**Prompt:** Only lines with the string "this" should be returned from the data below.

START Records for processing

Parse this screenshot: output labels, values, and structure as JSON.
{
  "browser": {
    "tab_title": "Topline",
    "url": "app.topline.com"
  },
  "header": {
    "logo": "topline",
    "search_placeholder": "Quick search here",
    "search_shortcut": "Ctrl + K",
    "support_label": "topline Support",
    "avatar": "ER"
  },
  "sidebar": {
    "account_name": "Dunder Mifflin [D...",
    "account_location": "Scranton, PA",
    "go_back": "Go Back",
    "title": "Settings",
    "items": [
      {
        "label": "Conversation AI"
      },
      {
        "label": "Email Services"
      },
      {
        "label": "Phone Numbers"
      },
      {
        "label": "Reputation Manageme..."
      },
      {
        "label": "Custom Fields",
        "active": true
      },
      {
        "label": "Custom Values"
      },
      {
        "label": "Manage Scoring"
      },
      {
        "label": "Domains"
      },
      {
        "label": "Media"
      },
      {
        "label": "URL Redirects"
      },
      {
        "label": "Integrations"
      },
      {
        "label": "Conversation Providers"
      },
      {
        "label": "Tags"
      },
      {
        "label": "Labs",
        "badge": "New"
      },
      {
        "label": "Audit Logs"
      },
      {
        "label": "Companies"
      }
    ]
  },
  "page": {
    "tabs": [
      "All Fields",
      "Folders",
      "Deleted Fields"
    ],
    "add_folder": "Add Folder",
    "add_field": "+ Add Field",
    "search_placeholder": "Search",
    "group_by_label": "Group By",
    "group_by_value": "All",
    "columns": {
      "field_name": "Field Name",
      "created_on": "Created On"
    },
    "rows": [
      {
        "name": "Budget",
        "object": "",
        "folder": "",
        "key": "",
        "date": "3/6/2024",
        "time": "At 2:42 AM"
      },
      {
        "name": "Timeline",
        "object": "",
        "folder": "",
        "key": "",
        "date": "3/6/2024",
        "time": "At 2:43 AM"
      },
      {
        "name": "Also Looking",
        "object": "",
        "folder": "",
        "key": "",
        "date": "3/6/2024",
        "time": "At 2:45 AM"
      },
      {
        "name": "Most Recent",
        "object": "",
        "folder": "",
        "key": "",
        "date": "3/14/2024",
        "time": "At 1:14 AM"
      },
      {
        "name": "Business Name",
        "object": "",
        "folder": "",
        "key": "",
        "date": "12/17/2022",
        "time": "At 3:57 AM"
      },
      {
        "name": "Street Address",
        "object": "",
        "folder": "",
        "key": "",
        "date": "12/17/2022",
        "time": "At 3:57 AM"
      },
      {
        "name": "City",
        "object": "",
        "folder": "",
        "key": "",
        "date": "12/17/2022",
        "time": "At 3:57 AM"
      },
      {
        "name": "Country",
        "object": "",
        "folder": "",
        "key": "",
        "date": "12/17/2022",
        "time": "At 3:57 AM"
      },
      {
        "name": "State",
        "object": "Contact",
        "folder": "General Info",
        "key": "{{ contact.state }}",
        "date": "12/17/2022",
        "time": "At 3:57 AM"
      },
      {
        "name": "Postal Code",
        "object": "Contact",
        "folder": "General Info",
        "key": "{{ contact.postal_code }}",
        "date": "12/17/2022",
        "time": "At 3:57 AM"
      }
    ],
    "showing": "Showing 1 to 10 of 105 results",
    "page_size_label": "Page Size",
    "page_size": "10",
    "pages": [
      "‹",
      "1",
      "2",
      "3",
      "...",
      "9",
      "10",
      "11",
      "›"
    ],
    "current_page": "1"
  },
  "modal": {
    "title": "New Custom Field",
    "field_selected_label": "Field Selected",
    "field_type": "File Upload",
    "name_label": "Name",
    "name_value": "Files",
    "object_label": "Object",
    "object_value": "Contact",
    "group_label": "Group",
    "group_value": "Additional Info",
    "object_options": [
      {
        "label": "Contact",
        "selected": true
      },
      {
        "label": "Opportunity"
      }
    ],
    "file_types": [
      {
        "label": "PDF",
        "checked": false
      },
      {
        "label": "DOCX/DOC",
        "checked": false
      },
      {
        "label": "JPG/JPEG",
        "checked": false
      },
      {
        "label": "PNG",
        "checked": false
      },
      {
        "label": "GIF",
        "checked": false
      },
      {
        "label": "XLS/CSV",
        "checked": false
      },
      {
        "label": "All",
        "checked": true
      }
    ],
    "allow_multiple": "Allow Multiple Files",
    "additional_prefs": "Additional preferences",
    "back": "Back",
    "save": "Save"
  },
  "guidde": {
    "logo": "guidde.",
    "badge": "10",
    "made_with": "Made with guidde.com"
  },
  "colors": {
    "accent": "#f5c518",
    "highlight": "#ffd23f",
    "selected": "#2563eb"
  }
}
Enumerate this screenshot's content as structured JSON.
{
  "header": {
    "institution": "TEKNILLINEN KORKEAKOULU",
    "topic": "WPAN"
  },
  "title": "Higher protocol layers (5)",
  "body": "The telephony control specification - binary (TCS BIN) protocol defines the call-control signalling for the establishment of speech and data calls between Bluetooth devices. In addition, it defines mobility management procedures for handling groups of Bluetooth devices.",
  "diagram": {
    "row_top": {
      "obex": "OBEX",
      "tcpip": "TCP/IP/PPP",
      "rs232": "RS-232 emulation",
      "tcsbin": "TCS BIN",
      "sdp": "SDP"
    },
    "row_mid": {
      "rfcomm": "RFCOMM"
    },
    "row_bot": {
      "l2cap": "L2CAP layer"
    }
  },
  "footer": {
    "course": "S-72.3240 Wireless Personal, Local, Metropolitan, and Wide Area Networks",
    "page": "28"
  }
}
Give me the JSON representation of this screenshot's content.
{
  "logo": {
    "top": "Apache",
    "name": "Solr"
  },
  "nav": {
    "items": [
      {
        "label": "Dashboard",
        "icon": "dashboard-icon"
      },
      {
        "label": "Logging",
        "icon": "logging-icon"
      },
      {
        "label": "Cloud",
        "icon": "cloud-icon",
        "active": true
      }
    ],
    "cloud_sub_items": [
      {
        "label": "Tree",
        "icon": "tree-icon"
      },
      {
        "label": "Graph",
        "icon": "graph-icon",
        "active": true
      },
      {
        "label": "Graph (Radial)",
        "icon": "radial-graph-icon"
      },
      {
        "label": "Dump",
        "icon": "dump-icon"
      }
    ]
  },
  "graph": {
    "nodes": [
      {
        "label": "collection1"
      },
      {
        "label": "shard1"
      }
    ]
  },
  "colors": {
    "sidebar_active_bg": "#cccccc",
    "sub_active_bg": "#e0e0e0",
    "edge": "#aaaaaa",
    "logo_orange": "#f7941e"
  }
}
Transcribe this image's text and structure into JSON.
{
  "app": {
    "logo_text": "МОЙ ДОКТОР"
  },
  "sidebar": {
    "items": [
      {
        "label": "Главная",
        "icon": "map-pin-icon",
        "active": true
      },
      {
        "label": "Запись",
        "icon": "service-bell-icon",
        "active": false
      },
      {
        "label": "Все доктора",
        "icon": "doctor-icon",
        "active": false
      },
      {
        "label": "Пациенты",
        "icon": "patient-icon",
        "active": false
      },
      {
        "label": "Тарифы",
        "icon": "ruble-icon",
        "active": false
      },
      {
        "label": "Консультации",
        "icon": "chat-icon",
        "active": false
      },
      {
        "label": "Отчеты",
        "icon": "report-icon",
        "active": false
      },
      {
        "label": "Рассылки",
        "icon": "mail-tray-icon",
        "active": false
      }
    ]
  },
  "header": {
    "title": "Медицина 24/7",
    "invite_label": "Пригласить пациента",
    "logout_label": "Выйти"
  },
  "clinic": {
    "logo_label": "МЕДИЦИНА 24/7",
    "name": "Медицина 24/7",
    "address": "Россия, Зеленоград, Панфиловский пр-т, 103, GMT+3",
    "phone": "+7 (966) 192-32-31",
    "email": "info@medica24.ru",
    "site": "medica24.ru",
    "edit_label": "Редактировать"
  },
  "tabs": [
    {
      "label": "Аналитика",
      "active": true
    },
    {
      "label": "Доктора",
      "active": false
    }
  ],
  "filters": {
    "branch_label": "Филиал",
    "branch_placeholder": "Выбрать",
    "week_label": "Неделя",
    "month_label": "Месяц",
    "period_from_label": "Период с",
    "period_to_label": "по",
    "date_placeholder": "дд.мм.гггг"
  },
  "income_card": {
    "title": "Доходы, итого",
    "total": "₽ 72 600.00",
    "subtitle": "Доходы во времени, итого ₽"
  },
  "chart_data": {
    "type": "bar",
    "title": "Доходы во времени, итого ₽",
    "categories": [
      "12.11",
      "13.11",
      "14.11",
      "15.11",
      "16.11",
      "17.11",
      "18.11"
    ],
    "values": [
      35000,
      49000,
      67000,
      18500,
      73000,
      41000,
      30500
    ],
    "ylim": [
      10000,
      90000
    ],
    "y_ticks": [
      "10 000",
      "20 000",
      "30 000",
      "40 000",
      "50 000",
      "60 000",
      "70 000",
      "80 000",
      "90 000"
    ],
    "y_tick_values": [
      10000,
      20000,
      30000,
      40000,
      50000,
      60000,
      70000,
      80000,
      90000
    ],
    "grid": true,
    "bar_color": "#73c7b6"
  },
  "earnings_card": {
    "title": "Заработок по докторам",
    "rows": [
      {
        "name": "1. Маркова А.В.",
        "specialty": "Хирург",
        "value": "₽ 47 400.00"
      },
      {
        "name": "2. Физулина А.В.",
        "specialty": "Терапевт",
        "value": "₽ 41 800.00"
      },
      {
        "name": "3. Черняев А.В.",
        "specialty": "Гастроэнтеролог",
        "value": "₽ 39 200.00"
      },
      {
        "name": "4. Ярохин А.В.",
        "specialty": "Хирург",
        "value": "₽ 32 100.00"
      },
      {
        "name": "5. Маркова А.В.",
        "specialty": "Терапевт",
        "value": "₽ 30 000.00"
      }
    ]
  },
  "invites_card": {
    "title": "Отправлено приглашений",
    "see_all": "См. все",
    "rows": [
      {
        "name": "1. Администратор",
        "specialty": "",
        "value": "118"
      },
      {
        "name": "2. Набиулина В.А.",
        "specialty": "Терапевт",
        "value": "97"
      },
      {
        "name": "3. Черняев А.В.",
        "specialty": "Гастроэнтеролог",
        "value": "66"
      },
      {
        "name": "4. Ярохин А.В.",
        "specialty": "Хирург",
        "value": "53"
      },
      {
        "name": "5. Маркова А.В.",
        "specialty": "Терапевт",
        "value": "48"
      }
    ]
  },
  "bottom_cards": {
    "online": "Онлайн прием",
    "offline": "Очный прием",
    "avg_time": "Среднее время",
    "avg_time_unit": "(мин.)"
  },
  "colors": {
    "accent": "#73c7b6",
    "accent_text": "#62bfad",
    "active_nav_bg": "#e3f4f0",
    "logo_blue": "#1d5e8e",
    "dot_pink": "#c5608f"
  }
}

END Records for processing

**Exercise solution:**
Parse this screenshot: output labels, values, and structure as JSON.
Enumerate this screenshot's content as structured JSON.
Give me the JSON representation of this screenshot's content.
Transcribe this image's text and structure into JSON.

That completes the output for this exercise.